This practice of our number names doesn’t necessarily mean they can identify number quantities or can match numbers to items one by one. With practice, however they do. Many children then get stuck at this stage. They continue to count items one by one up to large quantities, sometimes up to one hundred. I have seen GCSE maths exam papers covered in tally marks. This is an obvious clue to the candidate’s weak facility in maths, he probably ran out of time in any exam using this method of calculation. This kind of student has failed to see the structure of our number system and doesn’t use the shortcut of counting in fives or tens. This makes maths laborious and often inaccurate.
Yet, amazingly very young children, babies even, can identify the difference in quantities between three and four items, and will be drawn to the larger quantity of sweets they like. They are not counting or using number words to decide the larger quantity. They can ‘see’ which the larger quantity is . It is considered that we have a template for number quantity that makes it possible for us to identify number quantities up to five without needing to count. We can also identify larger quantities providing the ratio is 4 to 5. By replicating this ratio we should be able to tell the larger quantity between 16 and 20, 200 and 250 etc without needing to count.
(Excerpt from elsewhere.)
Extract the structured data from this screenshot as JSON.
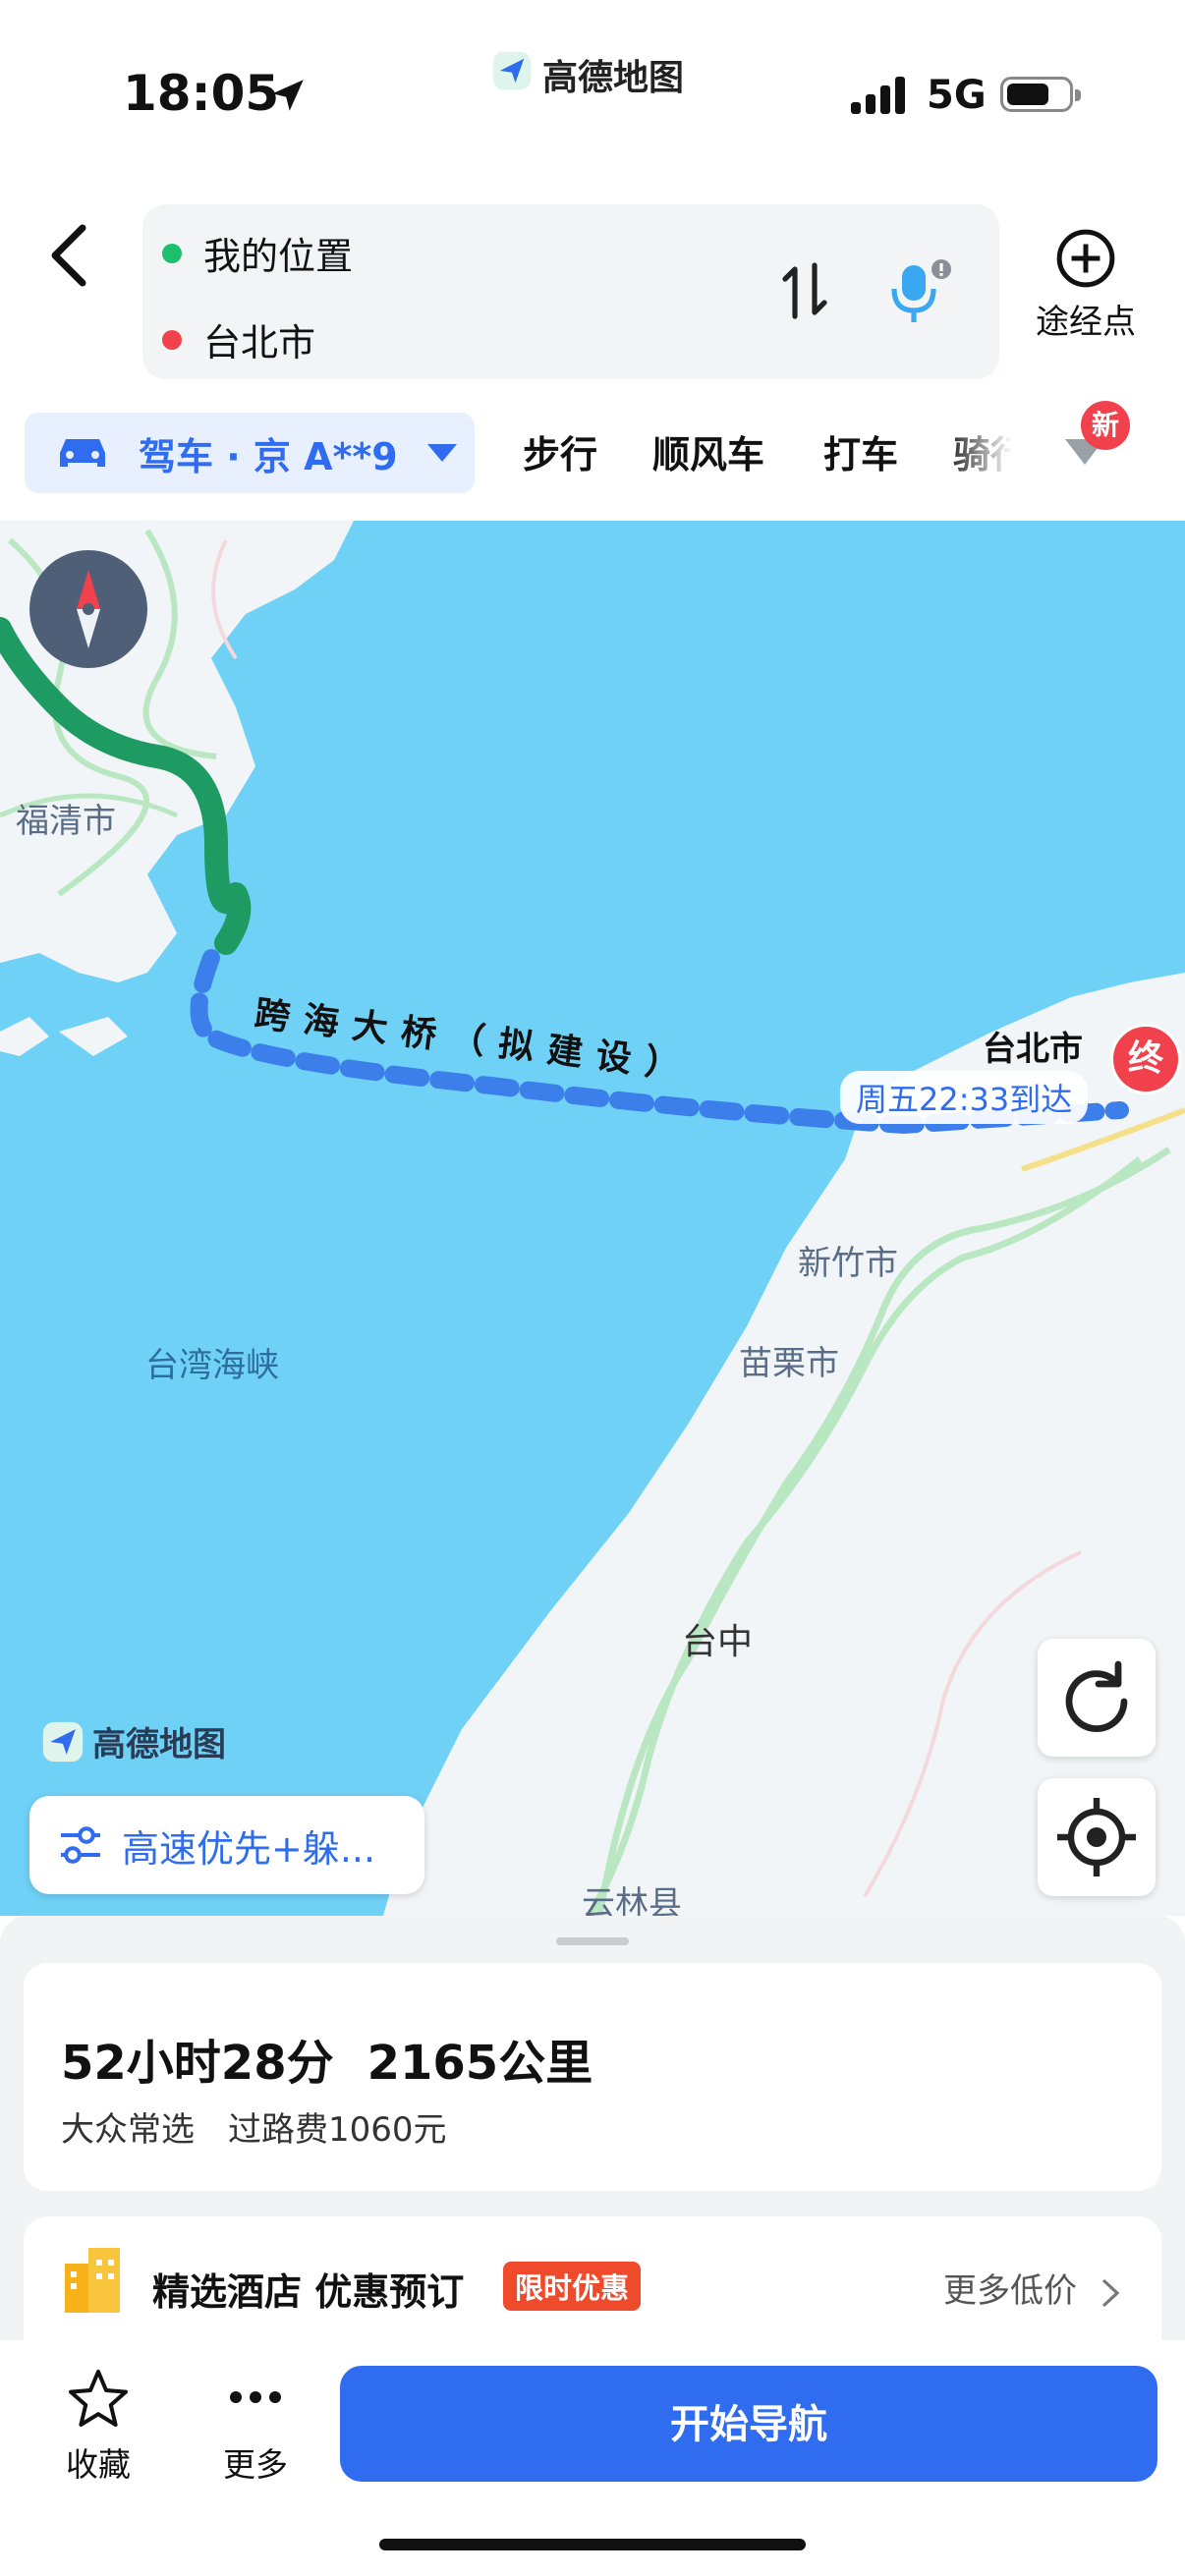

An example of this template in the brain was exemplified by Dustin Hoffman playing an Autistic Savant in the film ‘Rainman’. He could identify large quantities of matches so quickly that it was clear he was matching the number quantity to a template for that number in his brain, he did not have enough time to count. This exceptional ability is at the extreme end of this facility seen in the very young baby who identifies that a card with three big black spots deserves more scrutiny, and stares more intensely, than the card with two spots shown previously.
The easily identifiable field of five has been utilised throughout history – consider the music stave, originally in mediaeval times consisting of four lines, but now universally consisting of five lines
It would be much harder to identify a note were it to be placed on six lines of a stave. Instead we use the more easily identifiable leger lines, above and below the stave.
The Romans also used 5 in their chunk represented as V, and 6 was considered to be VI and 9 as one less than ten – IX. Isn’t it useful that we have two hands of five digits, ten digits altogether? Yet many children feel the need to count all fingers starting with one hand when asked to hold up seven fingers.
Many of our resources are colour coded red and white to aid recognition of quantities up to 100 – See how much easier it is to identify the quantity of ten in the following example: